This fall, we will field the triennial Ithaka S+R Library Survey for the fourth time. The survey examines strategy and leadership issues from the perspective of academic library deans and directors, and through this project, we aim to understand the opportunities and challenges they face in leading their organizations. This project serves as a strong complement to our work with a variety of other communities of academic librarians and is intended to ensure we capture the leadership perspective as well.

In preparation, we have had the privilege of speaking with a fantastic group of advisors who have helped to inform our focus for the upcoming cycle. The Library Survey 2019 will be designed to continue tracking critical trends in library leadership from previous cycles while at the same time introducing new questions to address issues of current strategic importance. The members of our advisory board who are contributing to our thematic priorities for our questionnaire are:

  • Jerome Conley, Dean & University Librarian, Miami University 
  • Trevor Dawes, Vice Provost for Libraries and Museums and May Morris University Librarian, University of Delaware
  • Jennifer Fabbi, Dean of the University Library, California State University at San Marcos
  • Alexia Hudson-Ward, Azariah Smith Root Director of Libraries, Oberlin College
  • Brian Keith, Associate Dean for Administrative Services and Faculty Affairs, University of Florida Libraries
  • Sarah Pickle, Director of Organizational Planning and Assessment, The Claremont Colleges Libraries
  • Brigitte Shull, Senior Vice President for Academic Publishing in the Americas, Cambridge University Press
  • Mackenzie Smith, University Librarian and Vice Provost of Digital Scholarship, UC Davis
  • Enrique Yanez, Assistant Dean for Human Resources, New York University Libraries

We are grateful to this group for their time and generosity in sharing insights to shape this important project. Our conversations with these individuals, reflections on key findings from the previous survey cycle, and emerging topics of interest with the broader academic community have guided us towards the following topics for possible expansion in this project:
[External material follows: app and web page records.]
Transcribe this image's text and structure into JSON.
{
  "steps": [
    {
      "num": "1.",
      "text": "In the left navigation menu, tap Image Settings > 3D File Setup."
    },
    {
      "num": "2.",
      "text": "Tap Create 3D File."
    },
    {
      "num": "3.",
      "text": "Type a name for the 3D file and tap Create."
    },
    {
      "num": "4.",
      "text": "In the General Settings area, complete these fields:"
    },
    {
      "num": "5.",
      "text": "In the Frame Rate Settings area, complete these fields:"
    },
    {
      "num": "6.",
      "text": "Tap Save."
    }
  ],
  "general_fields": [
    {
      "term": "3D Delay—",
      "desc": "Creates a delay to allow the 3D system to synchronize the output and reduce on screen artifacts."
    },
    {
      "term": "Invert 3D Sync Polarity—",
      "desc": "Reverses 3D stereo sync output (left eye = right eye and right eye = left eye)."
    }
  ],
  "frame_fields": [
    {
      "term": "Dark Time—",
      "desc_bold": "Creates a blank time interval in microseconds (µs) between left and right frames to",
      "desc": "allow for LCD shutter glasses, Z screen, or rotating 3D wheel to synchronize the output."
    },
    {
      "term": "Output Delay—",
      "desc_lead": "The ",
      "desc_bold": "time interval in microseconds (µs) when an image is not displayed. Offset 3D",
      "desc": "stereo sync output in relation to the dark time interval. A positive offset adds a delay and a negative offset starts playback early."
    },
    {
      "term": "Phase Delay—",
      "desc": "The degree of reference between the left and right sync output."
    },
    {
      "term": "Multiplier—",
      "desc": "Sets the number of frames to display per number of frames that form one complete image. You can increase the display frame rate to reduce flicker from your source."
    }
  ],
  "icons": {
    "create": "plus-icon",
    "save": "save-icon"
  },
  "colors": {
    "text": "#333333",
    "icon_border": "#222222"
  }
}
  • Diversity, equity, and inclusion: How are libraries implementing diversity, equity, and inclusion initiatives? Do stated priorities align with practices? How does the overall campus climate impact the library’s initiatives? Are these initiatives ones that the library is pursuing individually or collaboratively with other institutional entities?
  • Changes in scholarly communication: How have shifts toward open access and open educational resources impacted libraries in supporting teaching and learning? How are library directors and other leaders negotiating deals with publishers? What factors are influential in the consideration of cancelling these deals? For those considering cancellations, what alternative modes of access might be provided or recommended to scholars?
  • Communication strategies with important stakeholders: How do library directors communicate the value of their organizations to important stakeholders? What communication strategies and types of evidence are most effective with senior academic leadership? 
  • Changes in the library director role: How have the knowledge, skills, and abilities required for library director positions changed over time? What are considered most valuable? How have responsibilities within and outside of the purview of the library evolved over time? To what extent do library directors feel that they have been adequately prepared for new roles of the library?
  • Evaluating student success: What does “student success” mean to library directors? Who is responsible for ensuring success and to what extent are libraries contributing with others to enable it? How have budget cuts impacted the library’s ability to contribute to student success? What metrics are important in evaluating and demonstrating contributions to student success?
  • Data privacy: What challenges do library directors face in protecting user privacy, particularly given initiatives to demonstrate impact? What plans have libraries developed to anticipate requests for user data?  How are efforts being coordinated with the rest of their institutions? How are libraries negotiating relevant policies with third-party providers?

It will be impossible to cover all these topics fully in just this one project, but we intend to be guided by these proposed areas of coverage as we revise our questionnaire for this project and consider future project development. Over the next couple of months we will be developing, iterating on, and testing a revised questionnaire. We look forward to continuing to share updates on our progress.